Flashcards in N Terms Deck (39):
notice of default
A notice given under a trust deed that sets the statutory period for the trustor to pay obligations.
An oral deathbed will for personal property of low value. The witnesses must reduce it to writing. It is not valid in all states.
A use of property that interferes with the quiet enjoyment by others of their properties. An abatement action can be taken to stop (abate) the nuisance.
The substitution of one agreement for another, or the substitution of parties to the agreement.
A clause in an employment or a sales contract that prohibits competition by former employees or sellers within a reasonable distance, and for a reasonable time period. If a court determines that the restrictions are unreasonable, such a clause is not enforceable.
notice of nonresponsibility
A notice filed by an owner to protect the property from liens for work authorized by another person; for example, a tenant.
notice to quit
A statutory notice given by a landlord to a tenant to vacate the premises.
A listing whereby the broker receives as a commission that portion of the sales price that exceeds the listing price. In some states, net listings are illegal.
notice of completion
A notice filed by an owner that starts a statutory period in which mechanics' liens must be filed.
A signed instrument that acknowledges a debt, and agrees to pay it either on demand or at a set date in the future. The mortgage or trust deed secures the note in real estate transactions.
A loan for which the borrower is not personally liable (no deficiency judgment is possible).
Foreclosure under the power-of-sale provision of a mortgage or trust deed.
A lender other than a bank, a savings and loan association, or an insurance company; for example, a pension fund or a private individual.
net operating income (NOD)
Gross annual income less operational costs (does not deduct for debt service or depreciation).
A leasehold interest.
A mortgage condition by which the mortgagee agrees not to terminate the lease (if the lessee is in compliance with lease terms) in the event of mortgage foreclosure.
Zoning that allows only a specified category of use (not less restrictive uses).
The profit after all expenses (excludes payment on the principal of loans and taxes on the profit).
A use existing before zoning that does not conform with the zoning.
A loan that fails to meet the purchase requirements of Fannie Mae or Freddie Mac; usually held by the lender as a portfolio loan.
(1) The rate stated in the instrument. (2) A minimum quantity.
A token amount awarded by a court when no actual damages result from a wrongful act.
The difference between total assets and total liabilities.

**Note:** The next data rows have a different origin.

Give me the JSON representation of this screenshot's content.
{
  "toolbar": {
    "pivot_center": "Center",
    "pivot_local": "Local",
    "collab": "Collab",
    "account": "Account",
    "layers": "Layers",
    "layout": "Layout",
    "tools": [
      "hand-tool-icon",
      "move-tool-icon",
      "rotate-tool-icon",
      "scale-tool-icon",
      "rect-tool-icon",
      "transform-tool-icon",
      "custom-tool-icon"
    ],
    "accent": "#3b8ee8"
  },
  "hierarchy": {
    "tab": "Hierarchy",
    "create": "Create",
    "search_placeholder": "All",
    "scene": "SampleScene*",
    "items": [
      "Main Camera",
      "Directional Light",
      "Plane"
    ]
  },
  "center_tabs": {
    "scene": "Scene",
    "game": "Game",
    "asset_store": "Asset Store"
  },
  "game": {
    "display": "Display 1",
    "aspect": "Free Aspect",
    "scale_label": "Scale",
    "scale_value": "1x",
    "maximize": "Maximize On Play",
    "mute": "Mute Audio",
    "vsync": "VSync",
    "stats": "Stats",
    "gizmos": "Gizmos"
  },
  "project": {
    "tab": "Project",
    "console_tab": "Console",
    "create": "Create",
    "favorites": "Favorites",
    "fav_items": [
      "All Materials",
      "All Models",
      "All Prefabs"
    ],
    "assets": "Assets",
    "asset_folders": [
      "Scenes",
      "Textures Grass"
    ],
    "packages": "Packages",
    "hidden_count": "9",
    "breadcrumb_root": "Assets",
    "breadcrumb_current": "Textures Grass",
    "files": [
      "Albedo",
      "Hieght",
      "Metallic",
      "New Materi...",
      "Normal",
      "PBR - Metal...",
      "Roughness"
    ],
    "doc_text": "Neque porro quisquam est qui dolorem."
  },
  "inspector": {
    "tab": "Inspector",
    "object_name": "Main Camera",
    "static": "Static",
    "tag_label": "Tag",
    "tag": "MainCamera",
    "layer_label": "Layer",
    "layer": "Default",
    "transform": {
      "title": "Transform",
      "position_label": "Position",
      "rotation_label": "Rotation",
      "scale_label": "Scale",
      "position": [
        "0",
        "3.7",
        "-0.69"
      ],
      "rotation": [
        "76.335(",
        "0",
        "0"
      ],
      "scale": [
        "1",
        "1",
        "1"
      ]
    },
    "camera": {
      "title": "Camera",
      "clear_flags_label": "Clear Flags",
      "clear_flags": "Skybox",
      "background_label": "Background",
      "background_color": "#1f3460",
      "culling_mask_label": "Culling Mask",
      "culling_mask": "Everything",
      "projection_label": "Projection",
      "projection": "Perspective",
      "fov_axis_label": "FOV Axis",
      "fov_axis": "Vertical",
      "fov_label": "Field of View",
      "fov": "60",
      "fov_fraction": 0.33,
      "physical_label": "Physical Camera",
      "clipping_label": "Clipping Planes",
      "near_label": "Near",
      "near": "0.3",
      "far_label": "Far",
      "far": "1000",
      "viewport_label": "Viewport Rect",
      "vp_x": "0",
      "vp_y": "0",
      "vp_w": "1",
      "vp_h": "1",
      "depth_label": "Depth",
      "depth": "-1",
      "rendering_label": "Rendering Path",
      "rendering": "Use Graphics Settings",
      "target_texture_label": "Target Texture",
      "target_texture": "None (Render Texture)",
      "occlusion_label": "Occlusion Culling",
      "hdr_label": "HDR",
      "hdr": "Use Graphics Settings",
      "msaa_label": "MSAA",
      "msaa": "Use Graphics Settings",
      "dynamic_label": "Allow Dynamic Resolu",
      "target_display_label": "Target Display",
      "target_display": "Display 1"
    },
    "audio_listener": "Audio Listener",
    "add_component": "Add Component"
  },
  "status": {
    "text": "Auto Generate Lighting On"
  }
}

Legal title only, without another right of ownership; for example, a trustee under a deed of trust.
A lease under which the tenant pays all operational and maintenance expenses, and gives the lessor a net amount as rent.
An area of social conformity.

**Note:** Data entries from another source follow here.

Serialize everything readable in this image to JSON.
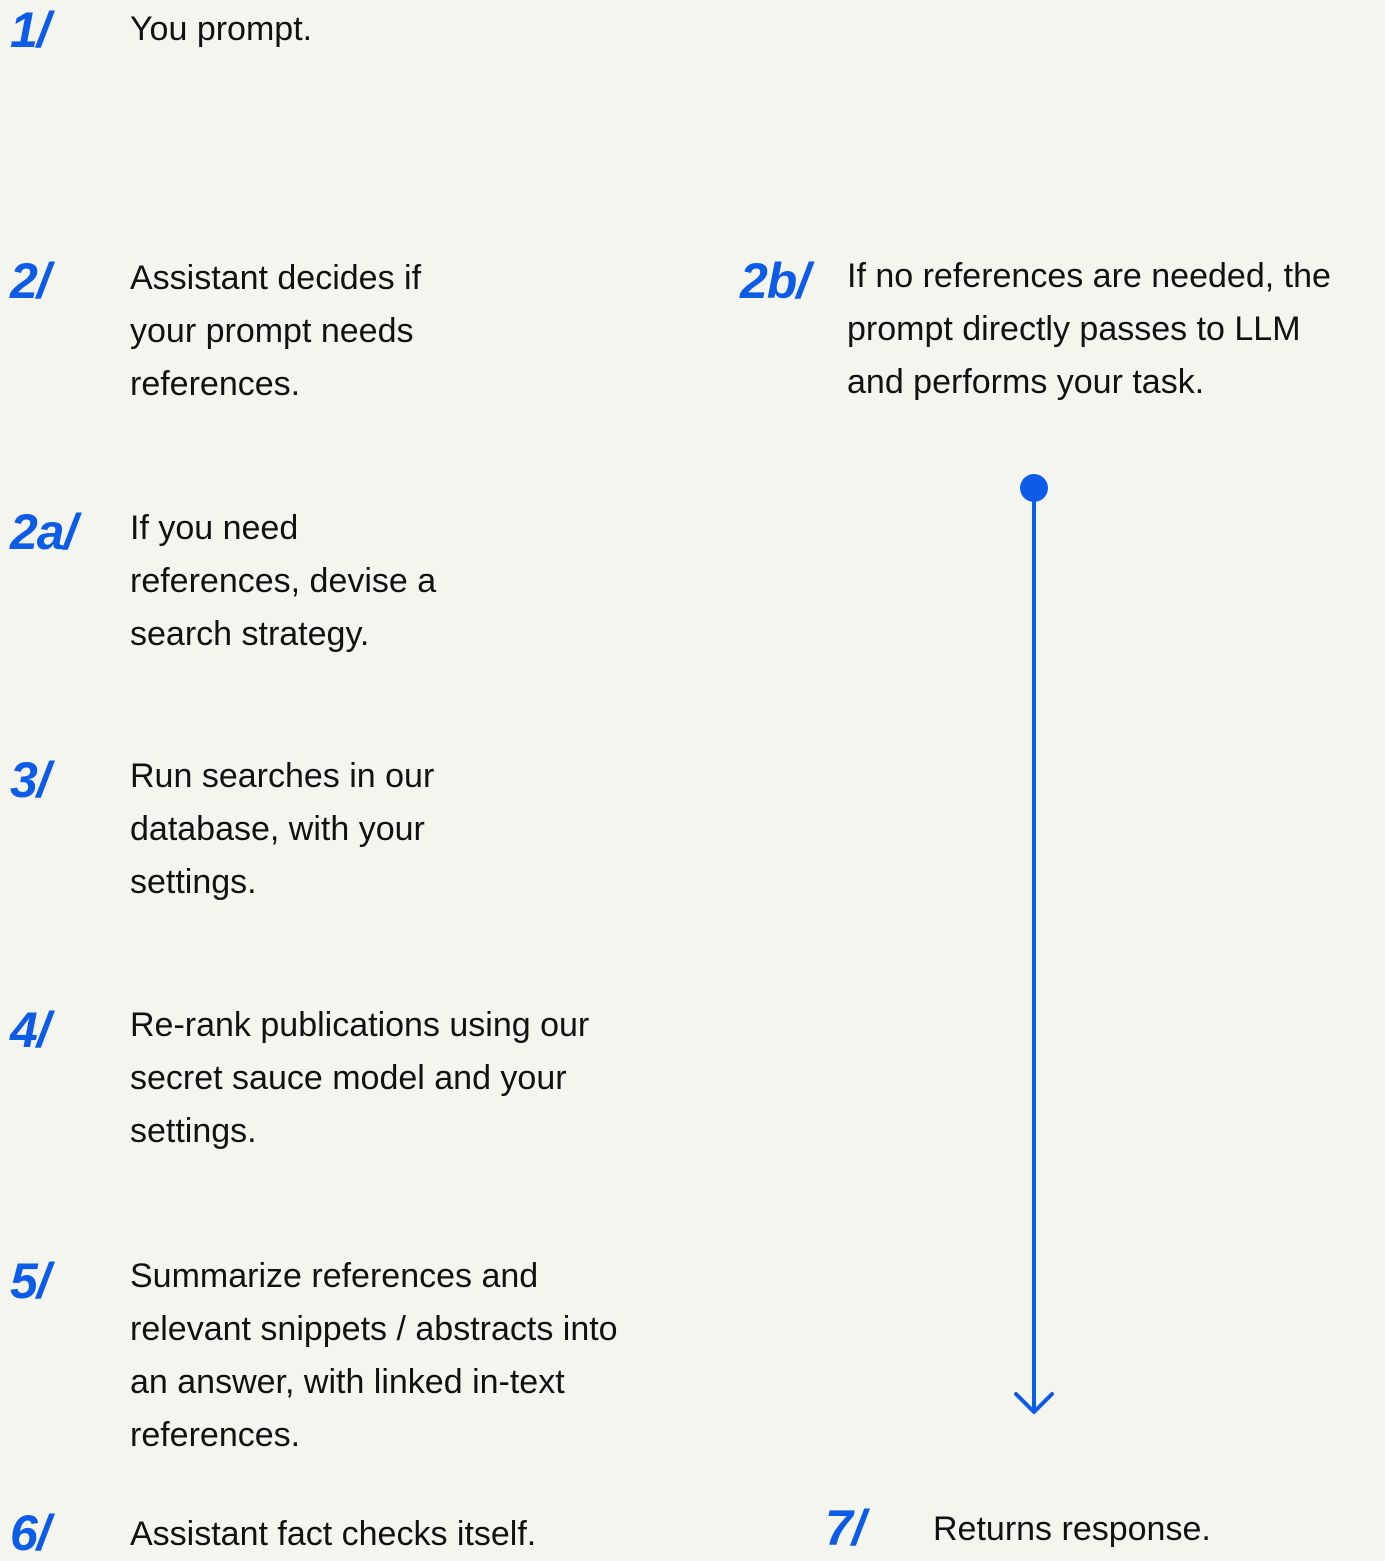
{
  "accent_color": "#0d5ce8",
  "steps": [
    {
      "id": "1",
      "label": "1/",
      "text": "You prompt."
    },
    {
      "id": "2",
      "label": "2/",
      "text": "Assistant decides if\nyour prompt needs\nreferences."
    },
    {
      "id": "2b",
      "label": "2b/",
      "text": "If no references are needed, the\nprompt directly passes to LLM\nand performs your task."
    },
    {
      "id": "2a",
      "label": "2a/",
      "text": "If you need\nreferences, devise a\nsearch strategy."
    },
    {
      "id": "3",
      "label": "3/",
      "text": "Run searches in our\ndatabase, with your\nsettings."
    },
    {
      "id": "4",
      "label": "4/",
      "text": "Re-rank publications using our\nsecret sauce model and your\nsettings."
    },
    {
      "id": "5",
      "label": "5/",
      "text": "Summarize references and\nrelevant snippets / abstracts into\nan answer, with linked in-text\nreferences."
    },
    {
      "id": "6",
      "label": "6/",
      "text": "Assistant fact checks itself."
    },
    {
      "id": "7",
      "label": "7/",
      "text": "Returns response."
    }
  ],
  "connectors": [
    {
      "from": "2b",
      "to": "7",
      "icon": "arrow-down-icon"
    }
  ]
}
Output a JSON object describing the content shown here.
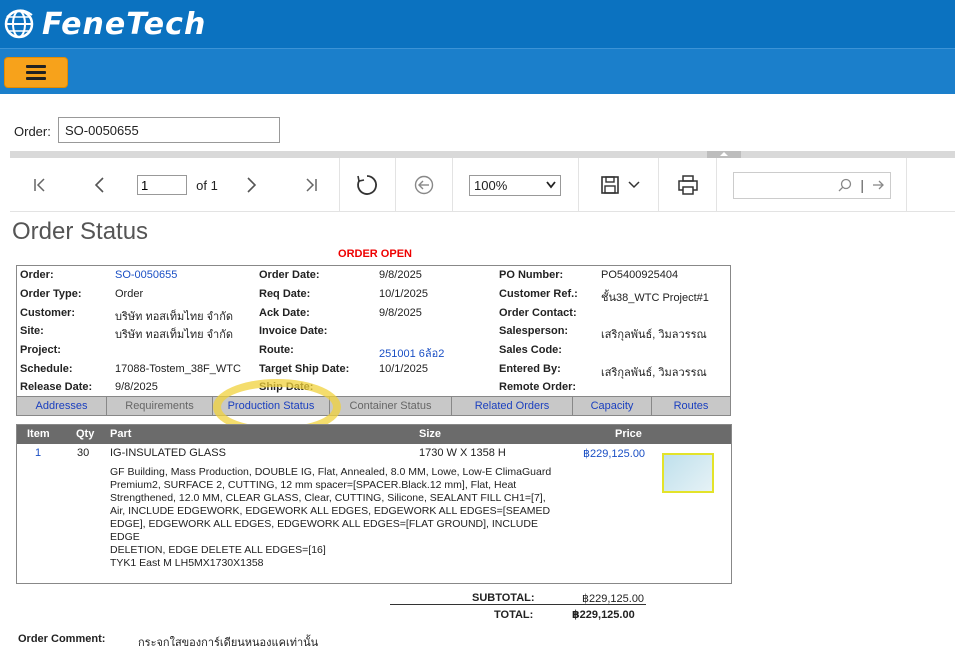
{
  "app": {
    "logo_text": "FeneTech"
  },
  "order_field": {
    "label": "Order:",
    "value": "SO-0050655"
  },
  "toolbar": {
    "page_value": "1",
    "page_of": "of 1",
    "zoom": "100%",
    "search_placeholder": ""
  },
  "report": {
    "title": "Order Status",
    "status_banner": "ORDER OPEN",
    "info": {
      "order_label": "Order:",
      "order": "SO-0050655",
      "order_type_label": "Order Type:",
      "order_type": "Order",
      "customer_label": "Customer:",
      "customer": "บริษัท ทอสเท็มไทย  จำกัด",
      "site_label": "Site:",
      "site": "บริษัท ทอสเท็มไทย  จำกัด",
      "project_label": "Project:",
      "project": "",
      "schedule_label": "Schedule:",
      "schedule": "17088-Tostem_38F_WTC",
      "release_date_label": "Release Date:",
      "release_date": "9/8/2025",
      "order_date_label": "Order Date:",
      "order_date": "9/8/2025",
      "req_date_label": "Req Date:",
      "req_date": "10/1/2025",
      "ack_date_label": "Ack Date:",
      "ack_date": "9/8/2025",
      "invoice_date_label": "Invoice Date:",
      "invoice_date": "",
      "route_label": "Route:",
      "route": "251001 6ล้อ2",
      "target_ship_label": "Target Ship Date:",
      "target_ship": "10/1/2025",
      "ship_date_label": "Ship Date:",
      "ship_date": "",
      "po_label": "PO Number:",
      "po": "PO5400925404",
      "cust_ref_label": "Customer Ref.:",
      "cust_ref": "ชั้น38_WTC Project#1",
      "order_contact_label": "Order Contact:",
      "order_contact": "",
      "salesperson_label": "Salesperson:",
      "salesperson": "เสริกุลพันธ์, วิมลวรรณ",
      "sales_code_label": "Sales Code:",
      "sales_code": "",
      "entered_by_label": "Entered By:",
      "entered_by": "เสริกุลพันธ์, วิมลวรรณ",
      "remote_order_label": "Remote Order:",
      "remote_order": ""
    },
    "tabs": [
      {
        "label": "Addresses",
        "active": true
      },
      {
        "label": "Requirements",
        "active": false
      },
      {
        "label": "Production Status",
        "active": true
      },
      {
        "label": "Container Status",
        "active": false
      },
      {
        "label": "Related Orders",
        "active": true
      },
      {
        "label": "Capacity",
        "active": true
      },
      {
        "label": "Routes",
        "active": true
      }
    ],
    "items_table": {
      "headers": [
        "Item",
        "Qty",
        "Part",
        "Size",
        "Price"
      ],
      "rows": [
        {
          "item": "1",
          "qty": "30",
          "part": "IG-INSULATED GLASS",
          "size": "1730 W X 1358 H",
          "price": "฿229,125.00",
          "description": [
            "GF Building, Mass Production, DOUBLE IG, Flat, Annealed, 8.0 MM, Lowe, Low-E ClimaGuard",
            "Premium2, SURFACE 2, CUTTING, 12 mm spacer=[SPACER.Black.12 mm], Flat, Heat",
            "Strengthened, 12.0 MM, CLEAR GLASS, Clear, CUTTING, Silicone, SEALANT FILL CH1=[7],",
            "Air, INCLUDE EDGEWORK, EDGEWORK ALL EDGES, EDGEWORK ALL EDGES=[SEAMED",
            "EDGE], EDGEWORK ALL EDGES, EDGEWORK ALL EDGES=[FLAT GROUND], INCLUDE EDGE",
            "DELETION, EDGE DELETE ALL EDGES=[16]",
            "TYK1 East M LH5MX1730X1358"
          ]
        }
      ]
    },
    "totals": {
      "subtotal_label": "SUBTOTAL:",
      "subtotal": "฿229,125.00",
      "total_label": "TOTAL:",
      "total": "฿229,125.00"
    },
    "comment": {
      "label": "Order Comment:",
      "value": "กระจกใสของการ์เดียนหนองแคเท่านั้น"
    }
  }
}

A written unconditional promise or order to pay a certain sum in money now or at a definite time in the future.
Fraud resulting from failure to disclose rather than from an affirmative act.
An easement right that prohibits an owner from a use.
A statement that a development will not have a significant adverse effect on the environment.
An appraisal written in a narrative form; the most comprehensive form of appraisal report.
A promise not to do something; for example, a restrictive covenant that prohibits detached garages.
negative cash flow
An investment or a business that requires a regular infusion of cash because the cash outlay exceeds the cash receipts.
A loan whose monthly installments are not sufficient to pay the interest, so the principal increases.
National Association of REALTORS® (NAR)
A trade organization dedicated to training real estate professionals and ensuring high ethical standards within the field.
A surveying point for metes-and-bounds descriptions that is natural, as opposed to manmade; for example, a tree, rock, or river bank.
National Flood Insurance Act
Legislation that makes flood insurance available in communities that have developed a flood-protection plan.
National Environmental Policy Act (NEPA)
Requires an environmental impact statement (EIS) on federal projects that can significantly affect the environment.